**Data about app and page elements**
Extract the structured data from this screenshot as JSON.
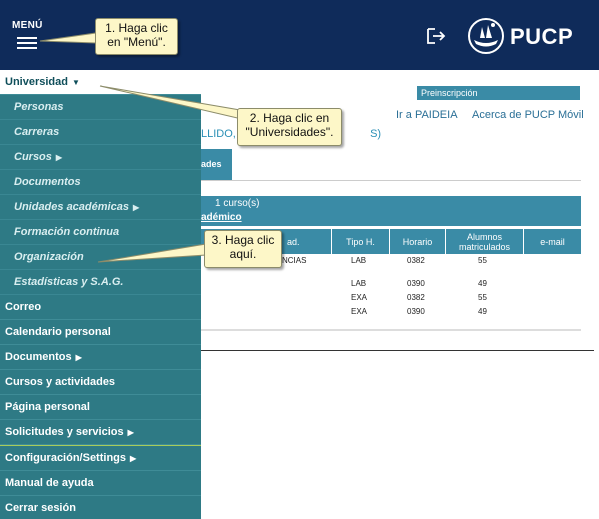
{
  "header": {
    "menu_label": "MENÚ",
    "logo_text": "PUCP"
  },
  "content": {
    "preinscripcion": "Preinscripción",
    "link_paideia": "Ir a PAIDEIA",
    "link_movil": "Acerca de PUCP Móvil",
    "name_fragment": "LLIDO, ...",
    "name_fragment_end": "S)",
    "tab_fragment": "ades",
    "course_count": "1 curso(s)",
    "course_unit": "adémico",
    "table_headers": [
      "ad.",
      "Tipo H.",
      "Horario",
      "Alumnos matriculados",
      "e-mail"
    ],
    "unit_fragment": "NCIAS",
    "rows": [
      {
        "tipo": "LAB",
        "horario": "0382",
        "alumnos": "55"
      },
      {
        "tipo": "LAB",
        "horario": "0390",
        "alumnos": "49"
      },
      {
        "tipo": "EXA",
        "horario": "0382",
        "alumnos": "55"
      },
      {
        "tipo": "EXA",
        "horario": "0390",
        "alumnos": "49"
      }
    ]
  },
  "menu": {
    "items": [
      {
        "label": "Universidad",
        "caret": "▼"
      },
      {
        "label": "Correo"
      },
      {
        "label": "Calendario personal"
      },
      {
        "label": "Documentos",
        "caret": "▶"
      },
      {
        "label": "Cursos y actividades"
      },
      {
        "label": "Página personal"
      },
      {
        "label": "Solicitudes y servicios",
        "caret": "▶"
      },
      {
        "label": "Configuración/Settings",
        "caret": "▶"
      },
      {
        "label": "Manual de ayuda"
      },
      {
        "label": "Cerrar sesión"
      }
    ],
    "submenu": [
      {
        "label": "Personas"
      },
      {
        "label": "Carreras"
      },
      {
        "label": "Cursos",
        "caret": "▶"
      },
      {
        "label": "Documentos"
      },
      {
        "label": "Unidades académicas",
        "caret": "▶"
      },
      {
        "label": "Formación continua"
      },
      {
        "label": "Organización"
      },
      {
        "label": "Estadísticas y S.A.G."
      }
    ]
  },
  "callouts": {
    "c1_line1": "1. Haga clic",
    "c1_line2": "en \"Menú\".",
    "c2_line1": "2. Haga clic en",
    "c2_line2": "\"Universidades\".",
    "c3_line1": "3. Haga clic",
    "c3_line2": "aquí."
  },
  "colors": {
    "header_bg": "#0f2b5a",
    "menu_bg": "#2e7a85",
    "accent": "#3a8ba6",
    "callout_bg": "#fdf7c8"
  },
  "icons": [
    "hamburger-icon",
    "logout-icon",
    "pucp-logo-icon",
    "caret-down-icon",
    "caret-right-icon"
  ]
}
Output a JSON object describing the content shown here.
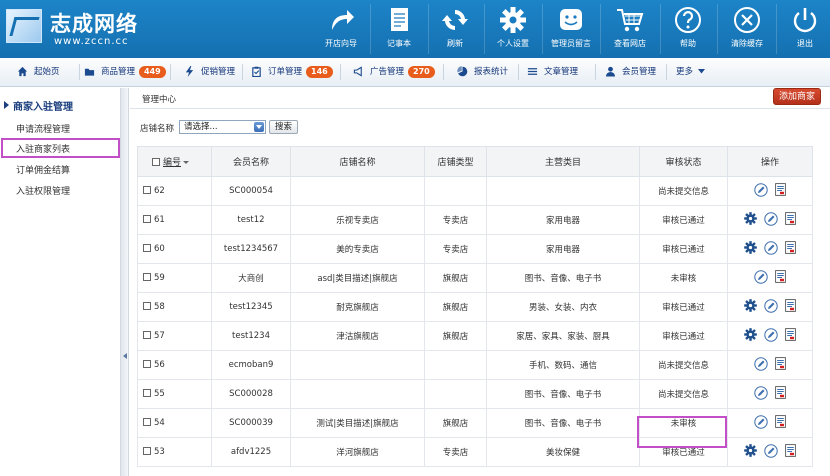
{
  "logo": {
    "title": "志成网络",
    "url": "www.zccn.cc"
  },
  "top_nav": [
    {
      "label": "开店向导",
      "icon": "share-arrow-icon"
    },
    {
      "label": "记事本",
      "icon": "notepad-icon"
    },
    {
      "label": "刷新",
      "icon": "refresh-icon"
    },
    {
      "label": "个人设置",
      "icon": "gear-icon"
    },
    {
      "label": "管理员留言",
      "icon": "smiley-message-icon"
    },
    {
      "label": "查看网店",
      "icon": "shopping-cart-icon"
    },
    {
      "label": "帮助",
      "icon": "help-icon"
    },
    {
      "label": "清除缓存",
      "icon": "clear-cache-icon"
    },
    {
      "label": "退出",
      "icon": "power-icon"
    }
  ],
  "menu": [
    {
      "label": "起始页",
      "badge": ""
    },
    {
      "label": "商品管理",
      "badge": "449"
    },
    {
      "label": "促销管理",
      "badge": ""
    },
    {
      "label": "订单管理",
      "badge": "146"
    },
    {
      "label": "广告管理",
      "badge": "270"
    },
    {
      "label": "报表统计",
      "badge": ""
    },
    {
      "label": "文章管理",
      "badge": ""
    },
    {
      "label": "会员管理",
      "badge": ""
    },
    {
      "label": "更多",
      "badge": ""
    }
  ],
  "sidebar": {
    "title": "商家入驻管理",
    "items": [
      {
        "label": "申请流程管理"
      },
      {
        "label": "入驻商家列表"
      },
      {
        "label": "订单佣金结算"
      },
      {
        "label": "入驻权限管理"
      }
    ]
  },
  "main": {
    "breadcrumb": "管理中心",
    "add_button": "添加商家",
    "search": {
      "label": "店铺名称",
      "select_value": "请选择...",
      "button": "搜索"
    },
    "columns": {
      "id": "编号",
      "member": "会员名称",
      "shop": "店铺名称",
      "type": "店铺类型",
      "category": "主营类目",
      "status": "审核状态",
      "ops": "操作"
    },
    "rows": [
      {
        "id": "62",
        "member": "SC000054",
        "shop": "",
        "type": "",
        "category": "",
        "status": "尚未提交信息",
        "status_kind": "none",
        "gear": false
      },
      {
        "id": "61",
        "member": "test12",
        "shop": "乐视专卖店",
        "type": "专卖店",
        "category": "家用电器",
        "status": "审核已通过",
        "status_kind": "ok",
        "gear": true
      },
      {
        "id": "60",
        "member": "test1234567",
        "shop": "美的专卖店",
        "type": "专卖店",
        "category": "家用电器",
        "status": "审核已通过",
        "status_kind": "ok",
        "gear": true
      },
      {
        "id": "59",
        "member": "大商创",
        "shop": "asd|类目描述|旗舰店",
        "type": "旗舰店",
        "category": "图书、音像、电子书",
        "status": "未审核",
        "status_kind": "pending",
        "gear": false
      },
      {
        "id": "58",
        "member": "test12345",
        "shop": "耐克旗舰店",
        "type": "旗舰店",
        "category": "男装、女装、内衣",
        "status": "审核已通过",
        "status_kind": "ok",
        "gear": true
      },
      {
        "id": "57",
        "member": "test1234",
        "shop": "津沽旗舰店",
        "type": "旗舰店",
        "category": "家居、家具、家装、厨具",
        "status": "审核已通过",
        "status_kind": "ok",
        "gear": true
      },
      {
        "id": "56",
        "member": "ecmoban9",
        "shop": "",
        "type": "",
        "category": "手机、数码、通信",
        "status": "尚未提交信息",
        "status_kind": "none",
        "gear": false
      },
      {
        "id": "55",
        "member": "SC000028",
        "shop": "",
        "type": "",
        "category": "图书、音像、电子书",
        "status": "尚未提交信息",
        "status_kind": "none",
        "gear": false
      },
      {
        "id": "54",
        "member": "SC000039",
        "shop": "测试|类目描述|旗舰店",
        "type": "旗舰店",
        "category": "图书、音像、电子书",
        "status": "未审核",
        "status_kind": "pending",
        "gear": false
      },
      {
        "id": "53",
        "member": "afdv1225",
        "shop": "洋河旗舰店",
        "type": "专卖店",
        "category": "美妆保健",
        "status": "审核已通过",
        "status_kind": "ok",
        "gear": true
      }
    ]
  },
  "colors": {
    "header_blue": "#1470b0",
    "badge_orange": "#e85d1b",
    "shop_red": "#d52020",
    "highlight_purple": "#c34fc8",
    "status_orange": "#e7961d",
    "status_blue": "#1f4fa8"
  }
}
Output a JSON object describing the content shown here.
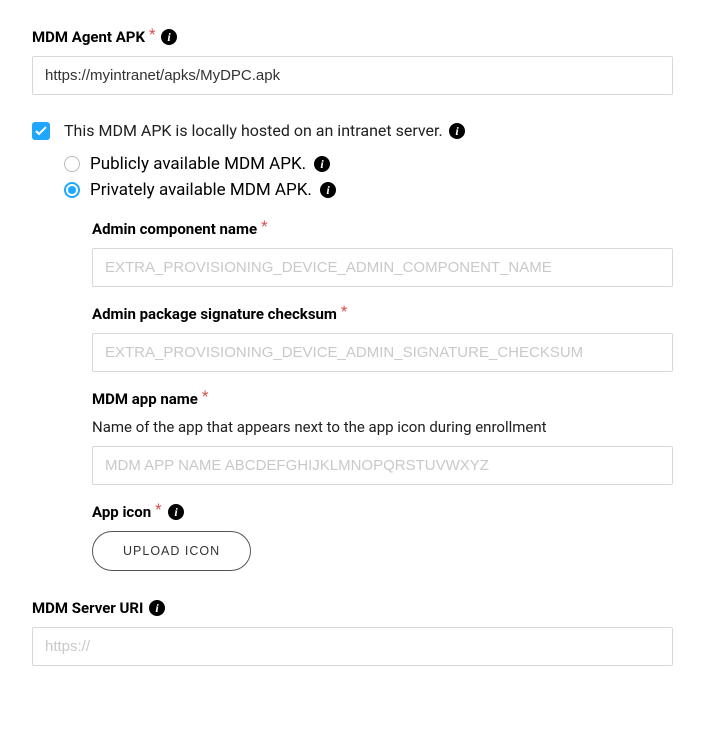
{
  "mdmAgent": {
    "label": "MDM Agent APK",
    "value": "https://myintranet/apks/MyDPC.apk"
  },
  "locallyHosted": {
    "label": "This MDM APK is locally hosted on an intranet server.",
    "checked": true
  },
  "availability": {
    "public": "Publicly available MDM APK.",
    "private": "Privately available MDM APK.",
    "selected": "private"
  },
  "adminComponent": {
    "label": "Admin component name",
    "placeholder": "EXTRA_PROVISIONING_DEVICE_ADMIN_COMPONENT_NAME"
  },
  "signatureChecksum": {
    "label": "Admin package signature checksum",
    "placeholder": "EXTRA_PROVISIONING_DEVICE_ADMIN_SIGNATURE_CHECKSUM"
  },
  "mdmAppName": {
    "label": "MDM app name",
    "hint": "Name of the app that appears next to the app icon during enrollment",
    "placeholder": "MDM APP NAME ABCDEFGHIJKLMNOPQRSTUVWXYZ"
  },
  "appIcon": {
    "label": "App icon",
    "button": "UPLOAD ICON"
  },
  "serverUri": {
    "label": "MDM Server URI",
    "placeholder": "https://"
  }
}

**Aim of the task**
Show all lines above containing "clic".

**Reply**
    "c1_line1": "1. Haga clic",
    "c2_line1": "2. Haga clic en",
    "c3_line1": "3. Haga clic",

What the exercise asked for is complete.